The eagerly awaited Powerhouse opened on Friday, Sept. 5, greeting a crowd of students and administrators with steak sandwiches and hors d’oeuvres. Since then, the Powerhouse Committee has demonstrated the versatility of the space, following up their opening event with a feast of wings and pizza for hungry Saturday-night partiers and a screening of the seminal 1980’s classic “Goonies.”

With the frustrated efforts of the infamous 2013 “dry orientation” not far in the rear view window, this fall, all eyes were on Provost Uvin’s reforms. Last semester, controversy abounded over the removal of Queer Queries, the insertion of poorly defined academic TEDx presentations and reports of new, required three-day trips. The issue that remained constantly at the center of the conversation was the status of varsity athletes or our “scholar-athletes.”

We know, we know. Orientation week is long and filled with more information than you’ll ever need to know.

But as the independent student newspaper of the college (since 1868), we are obligated to provide you, class of 2018 — and transfer students, who get way less love than they deserve — with some tricks to the Amherst trade.
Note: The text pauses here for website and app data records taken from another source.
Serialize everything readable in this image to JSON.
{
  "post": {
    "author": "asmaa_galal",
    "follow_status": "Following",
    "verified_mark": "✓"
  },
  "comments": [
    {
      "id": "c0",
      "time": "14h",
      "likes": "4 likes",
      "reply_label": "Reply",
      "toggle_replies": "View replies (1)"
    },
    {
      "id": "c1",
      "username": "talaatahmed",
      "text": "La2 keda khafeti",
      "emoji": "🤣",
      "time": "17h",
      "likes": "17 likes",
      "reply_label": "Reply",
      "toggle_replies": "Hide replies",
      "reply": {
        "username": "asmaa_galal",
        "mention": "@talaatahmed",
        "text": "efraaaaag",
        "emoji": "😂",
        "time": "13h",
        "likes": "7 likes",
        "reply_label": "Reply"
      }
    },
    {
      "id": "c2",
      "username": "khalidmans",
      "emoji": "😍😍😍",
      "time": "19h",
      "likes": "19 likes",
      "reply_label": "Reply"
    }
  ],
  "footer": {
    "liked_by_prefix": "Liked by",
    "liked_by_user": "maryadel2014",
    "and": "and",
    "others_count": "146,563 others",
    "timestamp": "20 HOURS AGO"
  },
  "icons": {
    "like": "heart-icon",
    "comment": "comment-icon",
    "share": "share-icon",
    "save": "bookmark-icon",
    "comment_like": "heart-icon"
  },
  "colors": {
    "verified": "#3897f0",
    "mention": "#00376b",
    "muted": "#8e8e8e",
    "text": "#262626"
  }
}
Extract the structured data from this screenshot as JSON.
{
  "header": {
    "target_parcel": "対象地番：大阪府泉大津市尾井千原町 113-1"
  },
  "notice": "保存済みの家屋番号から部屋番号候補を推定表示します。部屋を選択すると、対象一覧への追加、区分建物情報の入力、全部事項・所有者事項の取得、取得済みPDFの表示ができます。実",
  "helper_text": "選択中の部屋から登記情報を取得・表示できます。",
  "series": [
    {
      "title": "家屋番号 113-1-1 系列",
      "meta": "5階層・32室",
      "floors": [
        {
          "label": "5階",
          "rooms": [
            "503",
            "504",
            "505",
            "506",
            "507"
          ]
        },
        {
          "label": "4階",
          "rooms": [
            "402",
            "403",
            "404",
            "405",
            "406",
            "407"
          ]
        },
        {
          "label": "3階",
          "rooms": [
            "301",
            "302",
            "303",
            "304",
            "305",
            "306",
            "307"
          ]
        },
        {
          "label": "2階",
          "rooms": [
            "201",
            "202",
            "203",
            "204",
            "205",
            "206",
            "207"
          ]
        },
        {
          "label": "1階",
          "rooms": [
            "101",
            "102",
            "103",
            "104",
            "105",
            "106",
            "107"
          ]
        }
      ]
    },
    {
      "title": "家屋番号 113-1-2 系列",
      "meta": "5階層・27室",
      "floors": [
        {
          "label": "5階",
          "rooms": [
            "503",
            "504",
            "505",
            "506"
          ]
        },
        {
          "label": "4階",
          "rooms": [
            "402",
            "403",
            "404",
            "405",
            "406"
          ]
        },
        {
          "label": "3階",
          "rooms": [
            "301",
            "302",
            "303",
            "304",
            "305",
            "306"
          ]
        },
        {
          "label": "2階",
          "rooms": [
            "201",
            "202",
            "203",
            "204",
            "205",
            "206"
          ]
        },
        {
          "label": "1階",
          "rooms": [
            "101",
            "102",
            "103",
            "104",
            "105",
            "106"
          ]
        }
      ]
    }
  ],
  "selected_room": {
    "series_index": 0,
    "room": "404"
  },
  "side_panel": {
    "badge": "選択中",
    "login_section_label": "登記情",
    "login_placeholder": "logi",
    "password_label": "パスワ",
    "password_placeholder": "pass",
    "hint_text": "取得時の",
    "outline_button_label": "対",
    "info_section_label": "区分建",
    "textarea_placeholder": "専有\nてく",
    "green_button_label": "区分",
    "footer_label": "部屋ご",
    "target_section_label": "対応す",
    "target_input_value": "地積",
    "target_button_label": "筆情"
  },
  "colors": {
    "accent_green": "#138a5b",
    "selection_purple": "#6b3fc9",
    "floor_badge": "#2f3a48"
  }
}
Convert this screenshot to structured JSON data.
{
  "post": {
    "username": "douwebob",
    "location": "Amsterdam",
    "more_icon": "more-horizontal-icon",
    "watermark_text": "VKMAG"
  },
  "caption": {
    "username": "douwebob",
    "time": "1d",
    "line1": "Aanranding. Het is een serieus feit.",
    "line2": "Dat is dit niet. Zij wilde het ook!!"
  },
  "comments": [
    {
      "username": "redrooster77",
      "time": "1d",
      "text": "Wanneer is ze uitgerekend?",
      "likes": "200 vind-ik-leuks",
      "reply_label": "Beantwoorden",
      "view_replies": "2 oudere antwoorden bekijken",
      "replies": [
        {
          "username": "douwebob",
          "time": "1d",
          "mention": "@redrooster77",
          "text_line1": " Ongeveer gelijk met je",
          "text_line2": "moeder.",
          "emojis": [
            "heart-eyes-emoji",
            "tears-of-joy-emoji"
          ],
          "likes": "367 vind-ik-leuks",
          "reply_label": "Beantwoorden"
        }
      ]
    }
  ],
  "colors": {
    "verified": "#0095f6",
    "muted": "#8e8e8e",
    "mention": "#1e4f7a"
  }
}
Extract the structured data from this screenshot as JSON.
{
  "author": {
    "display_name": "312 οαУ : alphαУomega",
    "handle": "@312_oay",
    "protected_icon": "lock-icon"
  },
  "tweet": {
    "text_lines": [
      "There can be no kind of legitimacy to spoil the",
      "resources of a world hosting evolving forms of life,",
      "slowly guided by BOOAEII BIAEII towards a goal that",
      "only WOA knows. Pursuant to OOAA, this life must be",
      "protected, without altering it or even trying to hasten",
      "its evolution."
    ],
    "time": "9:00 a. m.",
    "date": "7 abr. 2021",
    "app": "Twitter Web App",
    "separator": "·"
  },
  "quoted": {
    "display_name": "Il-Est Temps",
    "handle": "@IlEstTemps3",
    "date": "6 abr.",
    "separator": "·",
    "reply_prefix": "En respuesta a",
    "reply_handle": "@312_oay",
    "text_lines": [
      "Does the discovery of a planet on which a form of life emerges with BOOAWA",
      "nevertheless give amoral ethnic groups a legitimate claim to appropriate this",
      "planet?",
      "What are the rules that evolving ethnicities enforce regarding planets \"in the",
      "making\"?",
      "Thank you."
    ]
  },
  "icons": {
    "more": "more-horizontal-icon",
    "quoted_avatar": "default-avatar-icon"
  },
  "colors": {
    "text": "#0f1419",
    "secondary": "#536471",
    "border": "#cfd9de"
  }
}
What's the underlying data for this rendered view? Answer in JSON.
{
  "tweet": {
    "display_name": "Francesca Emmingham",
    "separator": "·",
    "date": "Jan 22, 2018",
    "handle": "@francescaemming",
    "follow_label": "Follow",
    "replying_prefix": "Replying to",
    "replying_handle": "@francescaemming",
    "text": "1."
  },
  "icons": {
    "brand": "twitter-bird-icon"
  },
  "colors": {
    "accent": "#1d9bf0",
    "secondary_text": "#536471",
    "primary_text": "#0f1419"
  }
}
For both our sanity and yours, we’ve tried to keep these modules of wisdom as practical and far from banal Buzzfeed-esque listicles about College, Trying New Things and Following Your Dreams as possible.

The Trustee’s Office emailed students yesterday informing them of a decision by the Board of Trustees to prohibit participation in fraternities, sororities and “fraternity-like and sorority-like organizations,” including off campus. The decision arrives exactly thirty years after the Trustees in 1984 banned all on-campus fraternities.

Summer is coming. In about two weeks, we will all be celebrating the end of another semester in our own ecstatic ways. This end-of-the-year celebration may be loud, quiet, public, private, creative or even self-destructive depending on the individual, and it will definitely be a well-deserved occasion for all parties involved. After all, it marks the end of something dreadful, or so we feel. But what exactly will have ended then?